Records from a data collection:
------------------------------------------------

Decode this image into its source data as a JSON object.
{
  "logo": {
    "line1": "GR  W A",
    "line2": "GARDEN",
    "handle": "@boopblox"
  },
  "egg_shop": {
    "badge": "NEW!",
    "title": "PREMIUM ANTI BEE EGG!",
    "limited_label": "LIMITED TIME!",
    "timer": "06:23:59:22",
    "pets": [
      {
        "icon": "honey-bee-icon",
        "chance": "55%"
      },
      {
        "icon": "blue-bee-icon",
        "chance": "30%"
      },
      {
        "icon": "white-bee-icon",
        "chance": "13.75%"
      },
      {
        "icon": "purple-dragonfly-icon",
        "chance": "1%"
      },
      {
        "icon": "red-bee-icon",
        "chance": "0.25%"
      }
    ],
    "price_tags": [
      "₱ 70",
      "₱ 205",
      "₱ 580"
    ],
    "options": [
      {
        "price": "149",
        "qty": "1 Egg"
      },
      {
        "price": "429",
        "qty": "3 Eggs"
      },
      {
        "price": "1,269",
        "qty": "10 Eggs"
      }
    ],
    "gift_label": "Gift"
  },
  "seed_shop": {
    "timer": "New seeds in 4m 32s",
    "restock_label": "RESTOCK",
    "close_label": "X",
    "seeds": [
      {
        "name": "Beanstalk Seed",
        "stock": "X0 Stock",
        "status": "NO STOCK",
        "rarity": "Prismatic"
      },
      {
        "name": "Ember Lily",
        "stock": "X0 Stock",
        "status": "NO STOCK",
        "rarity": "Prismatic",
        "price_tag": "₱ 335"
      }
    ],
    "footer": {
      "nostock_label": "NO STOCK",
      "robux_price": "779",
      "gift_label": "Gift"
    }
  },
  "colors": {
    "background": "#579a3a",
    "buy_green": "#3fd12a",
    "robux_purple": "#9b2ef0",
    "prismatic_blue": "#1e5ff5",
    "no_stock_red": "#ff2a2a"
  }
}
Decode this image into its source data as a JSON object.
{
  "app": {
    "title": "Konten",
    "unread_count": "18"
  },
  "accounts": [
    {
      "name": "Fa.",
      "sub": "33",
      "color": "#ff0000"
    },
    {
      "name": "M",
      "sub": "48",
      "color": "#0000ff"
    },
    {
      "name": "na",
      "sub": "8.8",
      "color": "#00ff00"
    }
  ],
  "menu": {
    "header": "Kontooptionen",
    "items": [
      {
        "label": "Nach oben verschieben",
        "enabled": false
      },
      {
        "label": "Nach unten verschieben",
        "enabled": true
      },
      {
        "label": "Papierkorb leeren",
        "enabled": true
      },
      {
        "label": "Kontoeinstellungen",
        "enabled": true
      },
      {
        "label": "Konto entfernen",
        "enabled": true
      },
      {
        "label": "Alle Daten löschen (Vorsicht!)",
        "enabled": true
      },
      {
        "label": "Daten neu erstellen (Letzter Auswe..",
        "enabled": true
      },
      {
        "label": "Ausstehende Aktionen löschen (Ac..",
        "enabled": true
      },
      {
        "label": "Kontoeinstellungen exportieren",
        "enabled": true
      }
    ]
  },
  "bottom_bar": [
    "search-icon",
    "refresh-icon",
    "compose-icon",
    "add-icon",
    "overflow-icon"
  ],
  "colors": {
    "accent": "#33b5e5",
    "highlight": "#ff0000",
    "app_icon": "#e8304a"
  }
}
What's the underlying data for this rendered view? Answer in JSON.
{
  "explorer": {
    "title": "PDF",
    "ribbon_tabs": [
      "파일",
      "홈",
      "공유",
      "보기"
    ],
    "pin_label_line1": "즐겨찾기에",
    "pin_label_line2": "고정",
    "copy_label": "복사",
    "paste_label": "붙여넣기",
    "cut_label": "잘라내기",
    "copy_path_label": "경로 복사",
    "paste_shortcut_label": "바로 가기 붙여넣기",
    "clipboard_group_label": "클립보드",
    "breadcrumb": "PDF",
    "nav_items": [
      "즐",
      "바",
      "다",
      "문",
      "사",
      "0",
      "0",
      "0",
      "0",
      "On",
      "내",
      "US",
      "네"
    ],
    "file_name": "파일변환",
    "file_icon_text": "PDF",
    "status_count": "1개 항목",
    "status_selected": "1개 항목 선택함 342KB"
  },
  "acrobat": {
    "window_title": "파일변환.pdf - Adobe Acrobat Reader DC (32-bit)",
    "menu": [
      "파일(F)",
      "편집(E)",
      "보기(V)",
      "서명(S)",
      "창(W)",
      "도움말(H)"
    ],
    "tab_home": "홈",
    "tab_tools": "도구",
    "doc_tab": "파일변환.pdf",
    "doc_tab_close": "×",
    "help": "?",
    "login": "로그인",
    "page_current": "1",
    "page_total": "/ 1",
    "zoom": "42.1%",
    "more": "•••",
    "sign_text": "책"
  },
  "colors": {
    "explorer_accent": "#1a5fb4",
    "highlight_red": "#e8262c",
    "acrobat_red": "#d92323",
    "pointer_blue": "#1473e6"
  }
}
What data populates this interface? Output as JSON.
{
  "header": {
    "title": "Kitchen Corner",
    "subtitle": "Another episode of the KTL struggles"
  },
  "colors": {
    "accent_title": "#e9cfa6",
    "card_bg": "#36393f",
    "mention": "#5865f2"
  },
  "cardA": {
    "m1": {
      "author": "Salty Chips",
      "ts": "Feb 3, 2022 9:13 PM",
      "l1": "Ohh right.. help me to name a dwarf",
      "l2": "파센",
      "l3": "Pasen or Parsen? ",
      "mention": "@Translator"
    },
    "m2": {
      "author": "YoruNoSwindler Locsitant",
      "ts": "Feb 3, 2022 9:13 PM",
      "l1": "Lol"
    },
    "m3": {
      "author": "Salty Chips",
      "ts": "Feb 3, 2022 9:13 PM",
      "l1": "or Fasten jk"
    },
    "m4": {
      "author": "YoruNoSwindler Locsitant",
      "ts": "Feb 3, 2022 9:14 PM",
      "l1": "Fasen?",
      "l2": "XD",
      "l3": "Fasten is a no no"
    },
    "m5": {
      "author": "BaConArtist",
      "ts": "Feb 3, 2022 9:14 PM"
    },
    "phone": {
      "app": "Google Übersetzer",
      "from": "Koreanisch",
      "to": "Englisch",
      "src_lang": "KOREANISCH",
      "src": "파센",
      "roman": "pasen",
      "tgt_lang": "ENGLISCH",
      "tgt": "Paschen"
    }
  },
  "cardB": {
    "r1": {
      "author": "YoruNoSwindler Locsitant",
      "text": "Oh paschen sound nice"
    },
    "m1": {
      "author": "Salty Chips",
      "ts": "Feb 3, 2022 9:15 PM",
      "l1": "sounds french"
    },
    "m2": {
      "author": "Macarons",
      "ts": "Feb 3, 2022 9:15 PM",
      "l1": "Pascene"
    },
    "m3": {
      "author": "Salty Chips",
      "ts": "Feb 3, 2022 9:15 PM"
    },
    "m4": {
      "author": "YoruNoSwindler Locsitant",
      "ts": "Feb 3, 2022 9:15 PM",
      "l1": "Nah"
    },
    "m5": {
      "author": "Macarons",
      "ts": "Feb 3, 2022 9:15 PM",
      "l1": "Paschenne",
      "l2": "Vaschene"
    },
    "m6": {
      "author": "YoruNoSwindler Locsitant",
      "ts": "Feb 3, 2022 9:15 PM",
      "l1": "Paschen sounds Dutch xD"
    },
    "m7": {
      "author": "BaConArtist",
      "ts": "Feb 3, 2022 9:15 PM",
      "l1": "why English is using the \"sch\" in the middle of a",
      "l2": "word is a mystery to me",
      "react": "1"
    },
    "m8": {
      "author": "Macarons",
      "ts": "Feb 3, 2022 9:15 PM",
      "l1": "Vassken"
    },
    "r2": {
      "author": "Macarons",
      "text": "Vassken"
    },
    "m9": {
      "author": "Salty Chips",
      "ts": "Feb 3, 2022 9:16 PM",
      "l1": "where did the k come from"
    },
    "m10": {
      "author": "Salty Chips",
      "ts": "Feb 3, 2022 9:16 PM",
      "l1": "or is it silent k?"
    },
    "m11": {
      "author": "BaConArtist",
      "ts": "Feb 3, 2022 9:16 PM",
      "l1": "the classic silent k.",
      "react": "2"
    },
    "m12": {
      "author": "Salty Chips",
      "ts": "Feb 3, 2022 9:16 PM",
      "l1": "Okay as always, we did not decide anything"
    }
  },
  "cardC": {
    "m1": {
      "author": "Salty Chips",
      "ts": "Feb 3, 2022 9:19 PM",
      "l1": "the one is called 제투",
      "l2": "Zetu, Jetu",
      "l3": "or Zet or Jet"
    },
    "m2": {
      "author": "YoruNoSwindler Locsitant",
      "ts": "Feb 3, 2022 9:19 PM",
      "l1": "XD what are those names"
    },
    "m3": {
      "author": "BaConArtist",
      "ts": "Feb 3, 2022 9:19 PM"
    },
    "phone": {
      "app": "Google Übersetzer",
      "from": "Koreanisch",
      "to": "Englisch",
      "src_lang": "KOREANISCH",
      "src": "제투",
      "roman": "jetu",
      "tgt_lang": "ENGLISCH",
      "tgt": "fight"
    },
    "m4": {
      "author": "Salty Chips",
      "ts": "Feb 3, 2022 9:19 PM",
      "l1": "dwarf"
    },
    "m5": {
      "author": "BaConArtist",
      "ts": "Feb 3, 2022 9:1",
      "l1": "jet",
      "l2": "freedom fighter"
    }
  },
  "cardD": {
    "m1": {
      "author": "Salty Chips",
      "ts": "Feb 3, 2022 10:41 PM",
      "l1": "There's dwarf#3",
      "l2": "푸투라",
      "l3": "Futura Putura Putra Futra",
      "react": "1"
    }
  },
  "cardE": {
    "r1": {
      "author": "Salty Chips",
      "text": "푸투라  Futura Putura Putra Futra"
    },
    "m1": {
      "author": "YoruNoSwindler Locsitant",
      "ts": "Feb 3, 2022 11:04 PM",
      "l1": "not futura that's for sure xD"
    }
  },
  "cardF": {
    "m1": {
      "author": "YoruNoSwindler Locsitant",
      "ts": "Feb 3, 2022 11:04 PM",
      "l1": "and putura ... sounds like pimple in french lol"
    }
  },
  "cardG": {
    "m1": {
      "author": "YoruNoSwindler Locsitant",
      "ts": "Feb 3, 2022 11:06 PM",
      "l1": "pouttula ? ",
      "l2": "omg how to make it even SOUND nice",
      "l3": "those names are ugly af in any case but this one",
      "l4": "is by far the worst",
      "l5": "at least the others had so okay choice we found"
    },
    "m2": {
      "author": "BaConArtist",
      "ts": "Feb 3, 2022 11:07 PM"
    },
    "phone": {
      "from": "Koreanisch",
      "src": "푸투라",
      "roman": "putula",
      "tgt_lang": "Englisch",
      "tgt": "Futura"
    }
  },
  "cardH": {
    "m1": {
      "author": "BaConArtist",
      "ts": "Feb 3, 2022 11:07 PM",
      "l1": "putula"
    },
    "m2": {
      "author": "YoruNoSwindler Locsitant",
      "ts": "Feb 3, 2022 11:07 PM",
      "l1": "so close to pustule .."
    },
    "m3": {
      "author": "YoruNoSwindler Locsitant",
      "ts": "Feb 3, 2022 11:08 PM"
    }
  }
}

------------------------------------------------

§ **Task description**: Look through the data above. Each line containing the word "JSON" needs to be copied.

§ **Exercise solution**:
Decode this image into its source data as a JSON object.
Decode this image into its source data as a JSON object.
What's the underlying data for this rendered view? Answer in JSON.
What data populates this interface? Output as JSON.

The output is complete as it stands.